The Harold Simmons Foundation donated $600,000 to the Resource Center’s capital campaign, center officials announced Tuesday.

Serena Simmons Connelly, director of philanthropy for the Harold Simmons Foundation, said that this is the only large gift ever made by the Harold Simmons Foundation to an LGBT cause beyond supporting HIV/AIDS.

She added this gift “takes it to a different realm of basic human rights of our gay and lesbian fellow citizens. I feel hopeful about Resource Center being a place for families and the issues of youth and seniors – a place where people move into a healthy life.”

Resource Center CEO Cece Cox said in a statement that “the generous investment from the Harold Simmons Foundation moves us closer to ensuring that LGBT youth have a space free from bullying, that families and seniors are supported, and that persons living with HIV are cared for.”

Resource Center demolished a strip mall on the corner of Cedar Springs and Inwood roads last April for the new building.

The original cost of the building was $12 million, but decreasing the size of the new facility lowered the cost. Cox said $5 million of the $8.7 million goal has been raised and groundbreaking is planned for January 2015.

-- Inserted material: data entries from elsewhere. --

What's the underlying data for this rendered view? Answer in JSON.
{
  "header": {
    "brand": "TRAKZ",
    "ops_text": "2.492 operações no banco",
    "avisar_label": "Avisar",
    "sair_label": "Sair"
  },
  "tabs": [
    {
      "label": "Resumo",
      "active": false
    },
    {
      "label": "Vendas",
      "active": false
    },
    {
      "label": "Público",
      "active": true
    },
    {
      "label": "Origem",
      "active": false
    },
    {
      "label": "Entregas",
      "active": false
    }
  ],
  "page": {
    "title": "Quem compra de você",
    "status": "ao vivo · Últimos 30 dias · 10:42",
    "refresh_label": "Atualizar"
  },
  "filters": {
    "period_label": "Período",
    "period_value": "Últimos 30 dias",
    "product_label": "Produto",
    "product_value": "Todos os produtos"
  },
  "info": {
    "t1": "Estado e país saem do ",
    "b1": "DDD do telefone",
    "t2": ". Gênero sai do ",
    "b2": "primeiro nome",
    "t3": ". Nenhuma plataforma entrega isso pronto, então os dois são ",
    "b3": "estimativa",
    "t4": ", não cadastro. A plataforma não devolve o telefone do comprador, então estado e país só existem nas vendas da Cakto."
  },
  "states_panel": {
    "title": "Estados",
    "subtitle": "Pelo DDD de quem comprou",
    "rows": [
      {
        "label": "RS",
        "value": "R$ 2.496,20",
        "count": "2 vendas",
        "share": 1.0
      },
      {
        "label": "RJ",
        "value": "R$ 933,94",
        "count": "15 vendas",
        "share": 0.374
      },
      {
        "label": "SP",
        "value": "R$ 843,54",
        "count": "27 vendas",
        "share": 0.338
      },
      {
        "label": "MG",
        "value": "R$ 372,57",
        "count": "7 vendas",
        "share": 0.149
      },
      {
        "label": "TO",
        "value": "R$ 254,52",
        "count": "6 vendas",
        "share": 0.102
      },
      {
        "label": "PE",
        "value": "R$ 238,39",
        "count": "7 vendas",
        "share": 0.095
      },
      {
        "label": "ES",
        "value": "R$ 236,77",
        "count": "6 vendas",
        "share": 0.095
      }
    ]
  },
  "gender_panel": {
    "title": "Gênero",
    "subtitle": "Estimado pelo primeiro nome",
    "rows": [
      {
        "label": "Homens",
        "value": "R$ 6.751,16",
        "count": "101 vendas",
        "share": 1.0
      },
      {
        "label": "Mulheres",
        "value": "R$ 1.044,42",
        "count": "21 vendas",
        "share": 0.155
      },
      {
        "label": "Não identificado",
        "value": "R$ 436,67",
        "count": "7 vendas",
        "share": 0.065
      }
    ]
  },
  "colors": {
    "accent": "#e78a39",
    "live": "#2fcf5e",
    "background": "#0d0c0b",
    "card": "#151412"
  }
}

For more information on the capital campaign, contact Chief Development Officer Cameron Hernholm at 214-540-4421 or chernholm@myresourcecenter.org.

—  Anna Waugh